With its business on the rise, the Bering Straits Native Corporation announced Friday a special dividend of $500 to qualifying elders. The money will come in handy for elders living on fixed incomes, including those in rural areas where living costs are much higher than in Anchorage, said Matt Ganley, vice president of resources and external affairs.
The dividend will be paid by May 15 to shareholders 65 or older who received 100 original shares of common stock. "Since we are experiencing growth, we need to provide help to our elders," Ganley said.
The corporation was created by Congress four decades ago to provide opportunities to Alaska Natives with ties to the Bering Straits region. In 2011, it had revenues of about $200 million, Ganley said. Based in Nome, Bering Straits has grown in construction, federal contracts and other areas.
On Thursday, Calista Corp., representing Alaska Native shareholders from the Yukon-Kuskokwim Delta in Southwest Alaska, approved a dividend totaling $4 million. With a huge shareholder base of more than 12,000 people, the dividend will be $3 per share, or $300 for those owning 100 shares. The money should be mailed out Friday, April 13. The company reported revenue of $300 million in 2011, netting $16 million after taxes. Boosted by federal contracts, Calista began issuing a dividend five years ago after a long dry spell. The dividends have grown yearly, the company said in a press release.
The Arctic Slope Regional Corp. also recently announced it was issuing a spring dividend totaling about $12 million, or $10.38 per share. That's about $1,038 for the average shareholders with 100 shares of stock. The dividend will be issued April 13.

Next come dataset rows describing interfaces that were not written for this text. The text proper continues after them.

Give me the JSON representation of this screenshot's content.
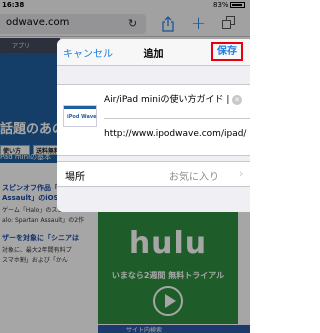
{
  "status": {
    "time": "16:38",
    "battery": "83%"
  },
  "browser": {
    "url": "odwave.com",
    "reload_icon": "reload-icon",
    "share_icon": "share-icon",
    "new_tab_icon": "plus-icon",
    "tabs_icon": "tabs-icon",
    "accent": "#1a7ee6"
  },
  "page": {
    "menu_label": "アプリ",
    "headline": "話題のあの",
    "pill_1": "使い方",
    "pill_2": "送料無料",
    "subhead": "Pad miniの基本",
    "articles": [
      {
        "title": "スピンオフ作品「H",
        "body": ""
      },
      {
        "title": "Assault」のiOS版を配信開",
        "body": ""
      },
      {
        "title": "",
        "body": "ゲーム「Halo」のスピンオ"
      },
      {
        "title": "",
        "body": "alo: Spartan Assault」の2作"
      },
      {
        "title": "ザーを対象に「シニアは",
        "body": ""
      },
      {
        "title": "",
        "body": "対象に、最大2年間有料プ"
      },
      {
        "title": "",
        "body": "スマホ割」および「かん"
      }
    ],
    "ad": {
      "logo": "hulu",
      "tagline": "いまなら2週間 無料トライアル",
      "color": "#2e8f3f"
    },
    "sidebar_search": "サイト内検索"
  },
  "dialog": {
    "cancel_label": "キャンセル",
    "title": "追加",
    "save_label": "保存",
    "save_highlight_color": "#e60012",
    "thumbnail_brand": "iPod Wave",
    "bookmark_title": "Air/iPad miniの使い方ガイド |",
    "bookmark_url": "http://www.ipodwave.com/ipad/",
    "location_label": "場所",
    "location_value": "お気に入り"
  }
}
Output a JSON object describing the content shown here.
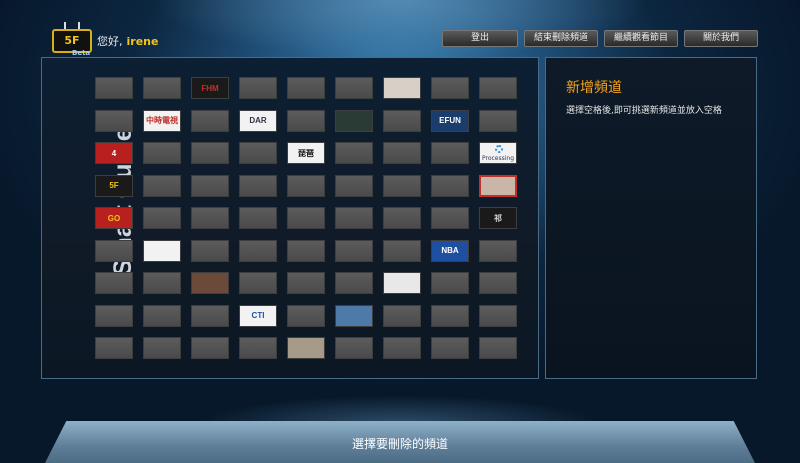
{
  "header": {
    "logo_text": "5F",
    "logo_sub": "Beta",
    "greeting": "您好,",
    "username": "irene",
    "nav": [
      "登出",
      "結束刪除頻道",
      "繼續觀看節目",
      "關於我們"
    ]
  },
  "guide": {
    "title": "Smart Guide",
    "channels": [
      {
        "row": 0,
        "col": 2,
        "label": "FHM",
        "color": "#c0302a",
        "bg": "#1a1a1a"
      },
      {
        "row": 0,
        "col": 6,
        "label": "",
        "color": "#e05a9a",
        "bg": "#d7d0c7"
      },
      {
        "row": 1,
        "col": 1,
        "label": "中時電視",
        "color": "#c0302a",
        "bg": "#f2f2f2"
      },
      {
        "row": 1,
        "col": 3,
        "label": "DAR",
        "color": "#334",
        "bg": "#f2f2f2"
      },
      {
        "row": 1,
        "col": 5,
        "label": "",
        "color": "#666",
        "bg": "#2a3a35"
      },
      {
        "row": 1,
        "col": 7,
        "label": "EFUN",
        "color": "#ffffff",
        "bg": "#1a3d6b"
      },
      {
        "row": 2,
        "col": 0,
        "label": "4",
        "color": "#ffffff",
        "bg": "#b82020"
      },
      {
        "row": 2,
        "col": 4,
        "label": "琵琶",
        "color": "#111",
        "bg": "#f2f2f2"
      },
      {
        "row": 2,
        "col": 8,
        "label": "Processing",
        "color": "#335",
        "bg": "#f2f2f2"
      },
      {
        "row": 3,
        "col": 0,
        "label": "5F",
        "color": "#f0c419",
        "bg": "#1a1a1a"
      },
      {
        "row": 3,
        "col": 8,
        "label": "",
        "color": "#fff",
        "bg": "#c9b6a8",
        "selected": true
      },
      {
        "row": 4,
        "col": 0,
        "label": "GO",
        "color": "#f0c419",
        "bg": "#b82020"
      },
      {
        "row": 4,
        "col": 8,
        "label": "祁",
        "color": "#ddd",
        "bg": "#1a1a1a"
      },
      {
        "row": 5,
        "col": 1,
        "label": "",
        "color": "#c0302a",
        "bg": "#f2f2f2"
      },
      {
        "row": 5,
        "col": 7,
        "label": "NBA",
        "color": "#fff",
        "bg": "#1e4fa0"
      },
      {
        "row": 6,
        "col": 2,
        "label": "",
        "color": "#fff",
        "bg": "#6b4a3a"
      },
      {
        "row": 6,
        "col": 6,
        "label": "",
        "color": "#222",
        "bg": "#e8e8e8"
      },
      {
        "row": 7,
        "col": 3,
        "label": "CTI",
        "color": "#1e4fa0",
        "bg": "#f2f2f2"
      },
      {
        "row": 7,
        "col": 5,
        "label": "",
        "color": "#fff",
        "bg": "#4d7aa8"
      },
      {
        "row": 8,
        "col": 4,
        "label": "",
        "color": "#fff",
        "bg": "#a69a88"
      }
    ]
  },
  "panel": {
    "title": "新增頻道",
    "text": "選擇空格後,即可挑選新頻道並放入空格"
  },
  "footer": {
    "text": "選擇要刪除的頻道"
  },
  "colors": {
    "accent": "#f5a31a",
    "username": "#f0c419"
  }
}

Arctic Slope, with headquarters in Barrow, represents about 11,000 Inupiat shareholders with ties to the Arctic Slope. With its heartland in the petroleum-rich North Slope, Arctic Slope is among the wealthiest Native corporations. It issues a fall dividend as well.